Many popular cleaning supplies contain toxins that can make you sick. The problem, though, is that most Americans have so many different products that it can be an overwhelming task to go through all of them and decide what is safe to keep and what to ditch.
Here are some guidelines that can help you weed through the mess:

  • Instead of pledging simply to clean your home, think about unpolluting it. This will require going beyond the act of simply removing dirt and clutter to take a closer look at what you are using to do the tasks.
  • Tackle this challenge room by room and remember that it can take quite a while, so give yourself plenty of time. This can be a project done over several weeks or even months.
  • Consider organizing your products and supplies into piles that are environmentally friendly and those that contain chemicals. Then remove the latter group that will have no place in your soon-to-be-healthier lifestyle.
  • Look beyond your cleaning cabinets to include air fresheners, makeup, chemically-treated sheets, scented bath products, produce, meats and processed foods and a host of other products.
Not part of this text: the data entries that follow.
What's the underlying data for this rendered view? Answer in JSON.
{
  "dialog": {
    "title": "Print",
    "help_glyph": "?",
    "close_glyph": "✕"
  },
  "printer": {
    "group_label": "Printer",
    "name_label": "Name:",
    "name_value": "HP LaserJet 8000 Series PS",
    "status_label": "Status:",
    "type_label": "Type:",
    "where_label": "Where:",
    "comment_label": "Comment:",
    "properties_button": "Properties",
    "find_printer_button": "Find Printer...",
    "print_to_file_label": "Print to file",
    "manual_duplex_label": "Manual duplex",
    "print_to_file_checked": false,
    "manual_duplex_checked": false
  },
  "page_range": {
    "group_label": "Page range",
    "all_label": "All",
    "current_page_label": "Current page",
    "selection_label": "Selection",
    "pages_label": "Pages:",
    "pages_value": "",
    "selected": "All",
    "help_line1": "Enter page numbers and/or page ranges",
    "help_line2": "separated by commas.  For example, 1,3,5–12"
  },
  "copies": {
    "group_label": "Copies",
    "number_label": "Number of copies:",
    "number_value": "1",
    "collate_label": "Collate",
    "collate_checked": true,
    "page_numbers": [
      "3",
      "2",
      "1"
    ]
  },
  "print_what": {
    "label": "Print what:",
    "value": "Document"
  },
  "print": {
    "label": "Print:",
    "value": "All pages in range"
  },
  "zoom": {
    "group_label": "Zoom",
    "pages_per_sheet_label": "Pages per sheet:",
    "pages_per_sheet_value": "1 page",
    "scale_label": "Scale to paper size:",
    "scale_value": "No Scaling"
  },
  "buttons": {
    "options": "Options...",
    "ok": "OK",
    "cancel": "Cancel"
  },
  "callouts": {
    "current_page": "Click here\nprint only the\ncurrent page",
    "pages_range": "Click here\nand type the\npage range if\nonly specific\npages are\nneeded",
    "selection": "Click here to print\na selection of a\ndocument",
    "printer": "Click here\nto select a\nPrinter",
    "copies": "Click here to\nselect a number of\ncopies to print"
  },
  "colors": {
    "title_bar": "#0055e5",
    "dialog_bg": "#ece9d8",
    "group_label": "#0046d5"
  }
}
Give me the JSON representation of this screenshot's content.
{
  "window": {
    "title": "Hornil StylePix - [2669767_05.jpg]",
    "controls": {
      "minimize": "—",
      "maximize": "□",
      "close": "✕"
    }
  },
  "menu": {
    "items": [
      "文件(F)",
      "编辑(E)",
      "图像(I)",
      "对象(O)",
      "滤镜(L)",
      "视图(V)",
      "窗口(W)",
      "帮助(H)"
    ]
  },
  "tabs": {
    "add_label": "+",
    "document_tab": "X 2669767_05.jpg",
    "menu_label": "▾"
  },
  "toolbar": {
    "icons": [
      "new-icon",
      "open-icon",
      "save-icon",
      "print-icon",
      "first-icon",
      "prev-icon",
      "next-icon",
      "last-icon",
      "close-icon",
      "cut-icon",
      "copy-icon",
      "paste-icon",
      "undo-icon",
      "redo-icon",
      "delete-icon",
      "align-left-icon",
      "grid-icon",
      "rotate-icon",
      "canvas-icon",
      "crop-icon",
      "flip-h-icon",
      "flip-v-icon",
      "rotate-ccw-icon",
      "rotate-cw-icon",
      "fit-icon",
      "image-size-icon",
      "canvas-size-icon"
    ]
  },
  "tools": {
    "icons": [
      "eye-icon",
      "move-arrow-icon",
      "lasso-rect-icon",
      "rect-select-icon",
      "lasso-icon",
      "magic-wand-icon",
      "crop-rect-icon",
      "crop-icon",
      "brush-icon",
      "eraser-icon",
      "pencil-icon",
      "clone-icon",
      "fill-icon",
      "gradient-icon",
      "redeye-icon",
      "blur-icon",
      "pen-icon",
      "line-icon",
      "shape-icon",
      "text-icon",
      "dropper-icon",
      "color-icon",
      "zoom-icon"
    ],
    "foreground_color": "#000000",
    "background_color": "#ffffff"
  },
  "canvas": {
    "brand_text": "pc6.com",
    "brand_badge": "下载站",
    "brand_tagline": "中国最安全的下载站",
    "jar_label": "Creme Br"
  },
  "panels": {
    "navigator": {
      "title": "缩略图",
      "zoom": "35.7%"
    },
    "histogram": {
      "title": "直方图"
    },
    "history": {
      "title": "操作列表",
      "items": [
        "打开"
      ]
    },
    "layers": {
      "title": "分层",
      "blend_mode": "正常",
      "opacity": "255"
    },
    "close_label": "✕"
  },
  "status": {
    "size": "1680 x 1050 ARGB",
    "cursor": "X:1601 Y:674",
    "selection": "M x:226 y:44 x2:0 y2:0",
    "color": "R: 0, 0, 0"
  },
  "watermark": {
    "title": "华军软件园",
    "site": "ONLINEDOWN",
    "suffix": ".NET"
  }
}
Anything that requires special handling or ventilation is probably not a safe item to keep.
  • Make a list of the products you are getting rid of, then brainstorm some other, “greener” other ways you might be able to accomplish the same cleaning goals without the harmful effects.
  • Get used to reading labels when you shop, so from here on in you can make wise and healthful choices.
  • Remember that not everything touted as “environmentally-friendly actually fits the bill, so use your own judgment and if in doubt, do your research before you buy.

Types of Things to Avoid

If you aren’t sure exactly what kinds of toxins and other substances can trigger asthma and make you sick, here are some of the types of chemicals you will want to avoid:

  • Ammonia
  • Formaldehyde
  • Mothballs
  • Scented room sprays, lotions and bath products
  • Petrochemical-based products
  • Things treated in pesticides

Consider a Range of Healthier Alternatives

Just because you are cleaning your life of toxins doesn’t mean you have to sacrifice your high standards for cleanliness. You just may need to get creative in figuring out some products that work for you without making you sick. Here are some ideas of things public health advocates suggest you can try:

  • Use apple cider vinegar mixed with water to clean your mirrors and other glass.
  • Buy cotton flannel sheets or percale sheets that aren’t treated with formaldehyde.
  • Clean your laundry, dishes and other areas of your home with products that are soap-based instead of those that use detergents made from petrochemicals. This is a much more healthful option.
  • Buy only disinfectants that are made with plant oils instead of pesticides.
  • Also select pesticide-free, organic food and produce.
  • Avoid permanent ink pens and markers that contain toxic solvents and instead opt for water-based writing materials.

Good for You and the Planet

The bottom line is that when you make choices that are good for your health, these items will be much more environmentally friendly, too. By reducing the amount of toxins you use on a daily basis, environmentalists point out that you will reduce the harmful effects such substances leave on our planet and will also be reducing the risk of asthma, cancer and other diseases for you and your family.